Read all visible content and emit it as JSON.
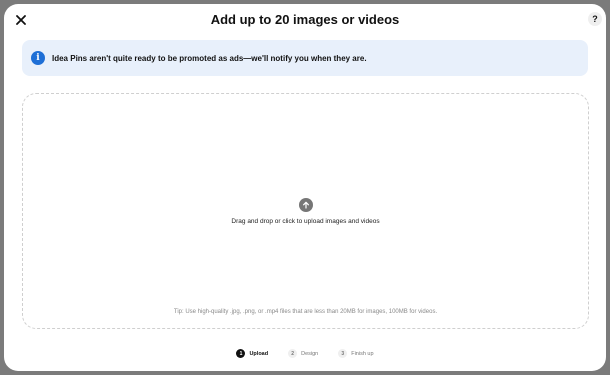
{
  "header": {
    "title": "Add up to 20 images or videos",
    "close_icon": "close-icon",
    "help_label": "?"
  },
  "banner": {
    "icon": "info-icon",
    "icon_glyph": "i",
    "text": "Idea Pins aren't quite ready to be promoted as ads—we'll notify you when they are."
  },
  "dropzone": {
    "icon": "upload-arrow-icon",
    "instruction": "Drag and drop or click to upload images and videos",
    "tip": "Tip: Use high-quality .jpg, .png, or .mp4 files that are less than 20MB for images, 100MB for videos."
  },
  "steps": [
    {
      "num": "1",
      "label": "Upload",
      "active": true
    },
    {
      "num": "2",
      "label": "Design",
      "active": false
    },
    {
      "num": "3",
      "label": "Finish up",
      "active": false
    }
  ],
  "colors": {
    "backdrop": "#7b7b7b",
    "banner_bg": "#e8f0fb",
    "info_blue": "#1e6fd6",
    "active_step": "#111111"
  }
}
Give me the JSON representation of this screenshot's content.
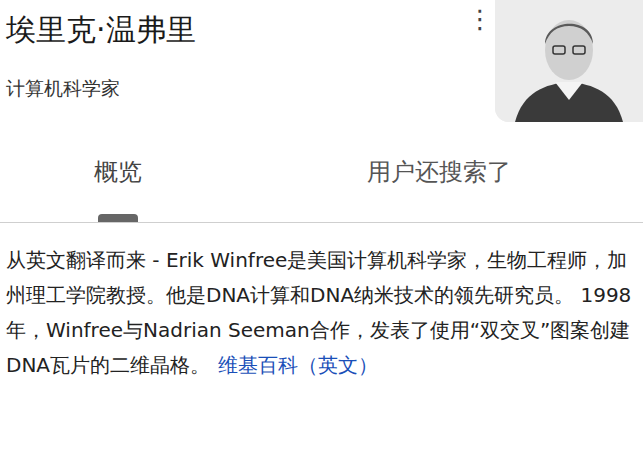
{
  "header": {
    "title": "埃里克·温弗里",
    "subtitle": "计算机科学家",
    "menu_icon": "⋮"
  },
  "tabs": [
    {
      "label": "概览",
      "selected": true
    },
    {
      "label": "用户还搜索了",
      "selected": false
    }
  ],
  "description": {
    "text": "从英文翻译而来 - Erik Winfree是美国计算机科学家，生物工程师，加州理工学院教授。他是DNA计算和DNA纳米技术的领先研究员。 1998年，Winfree与Nadrian Seeman合作，发表了使用“双交叉”图案创建DNA瓦片的二维晶格。",
    "link": "维基百科（英文）"
  }
}
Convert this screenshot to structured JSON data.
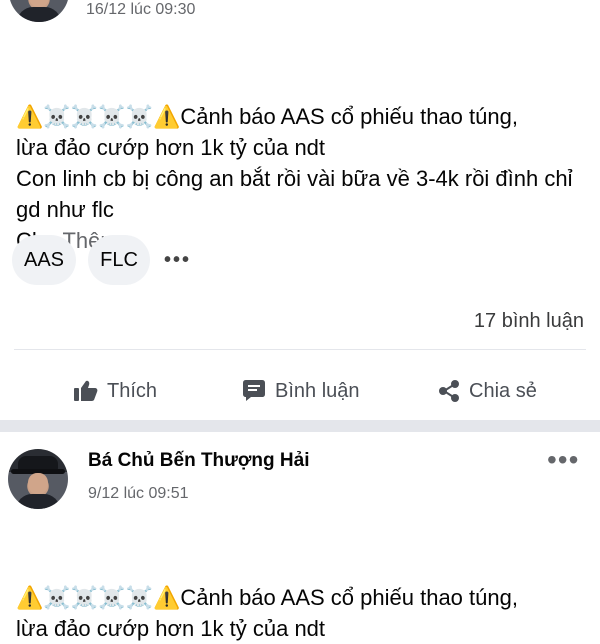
{
  "posts": [
    {
      "timestamp": "16/12 lúc 09:30",
      "emoji_row": "⚠️☠️☠️☠️☠️⚠️",
      "text_first_line": "Cảnh báo AAS cổ phiếu thao túng,",
      "text_rest": "lừa đảo cướp hơn 1k tỷ của ndt\nCon linh cb bị công an bắt rồi vài bữa về 3-4k rồi đình chỉ gd như flc\nCh",
      "see_more": "...Thêm",
      "hashtags": [
        "AAS",
        "FLC"
      ],
      "comments_count": "17 bình luận",
      "actions": {
        "like": "Thích",
        "comment": "Bình luận",
        "share": "Chia sẻ"
      }
    },
    {
      "author": "Bá Chủ Bến Thượng Hải",
      "timestamp": "9/12 lúc 09:51",
      "emoji_row": "⚠️☠️☠️☠️☠️⚠️",
      "text_first_line": "Cảnh báo AAS cổ phiếu thao túng,",
      "text_rest": "lừa đảo cướp hơn 1k tỷ của ndt"
    }
  ],
  "icons": {
    "warning": "⚠️",
    "skull": "☠️",
    "more": "•••",
    "like": "thumbs-up-icon",
    "comment": "speech-bubble-icon",
    "share": "share-icon"
  }
}
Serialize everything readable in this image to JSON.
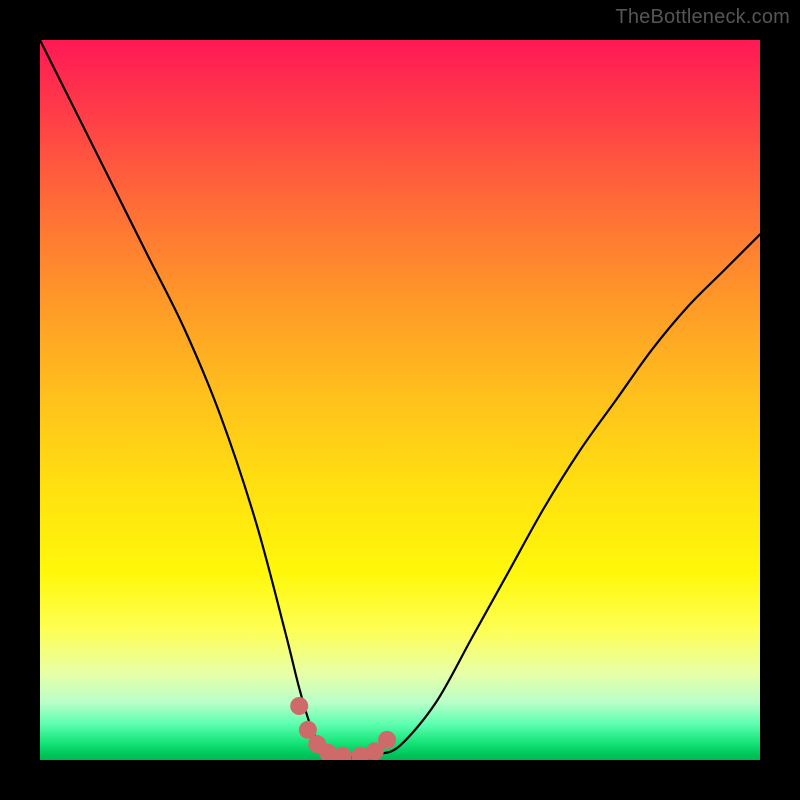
{
  "watermark": {
    "text": "TheBottleneck.com"
  },
  "colors": {
    "frame": "#000000",
    "curve": "#000000",
    "markers": "#cf6a6a",
    "gradient_top": "#ff1955",
    "gradient_bottom": "#00b84e"
  },
  "chart_data": {
    "type": "line",
    "title": "",
    "xlabel": "",
    "ylabel": "",
    "xlim": [
      0,
      100
    ],
    "ylim": [
      0,
      100
    ],
    "grid": false,
    "legend": false,
    "series": [
      {
        "name": "bottleneck-curve",
        "x": [
          0,
          5,
          10,
          15,
          20,
          25,
          30,
          34,
          36,
          37.5,
          39,
          41,
          43,
          45,
          47,
          50,
          55,
          60,
          65,
          70,
          75,
          80,
          85,
          90,
          95,
          100
        ],
        "values": [
          100,
          90,
          80,
          70,
          60,
          48,
          33,
          18,
          10,
          5,
          2,
          0.8,
          0.5,
          0.5,
          0.8,
          2,
          8,
          17,
          26,
          35,
          43,
          50,
          57,
          63,
          68,
          73
        ]
      }
    ],
    "markers": {
      "name": "bottleneck-valley-points",
      "x": [
        36,
        37.2,
        38.5,
        40,
        42,
        44.5,
        46.5,
        48.2
      ],
      "values": [
        7.5,
        4.2,
        2.2,
        1.0,
        0.6,
        0.6,
        1.2,
        2.8
      ]
    }
  }
}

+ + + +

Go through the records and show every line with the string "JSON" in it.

YOUR RESPONSE >>
Read all visible content and emit it as JSON.
Give me the JSON representation of this screenshot's content.
Convert this screenshot to structured JSON data.
Serialize everything readable in this image to JSON.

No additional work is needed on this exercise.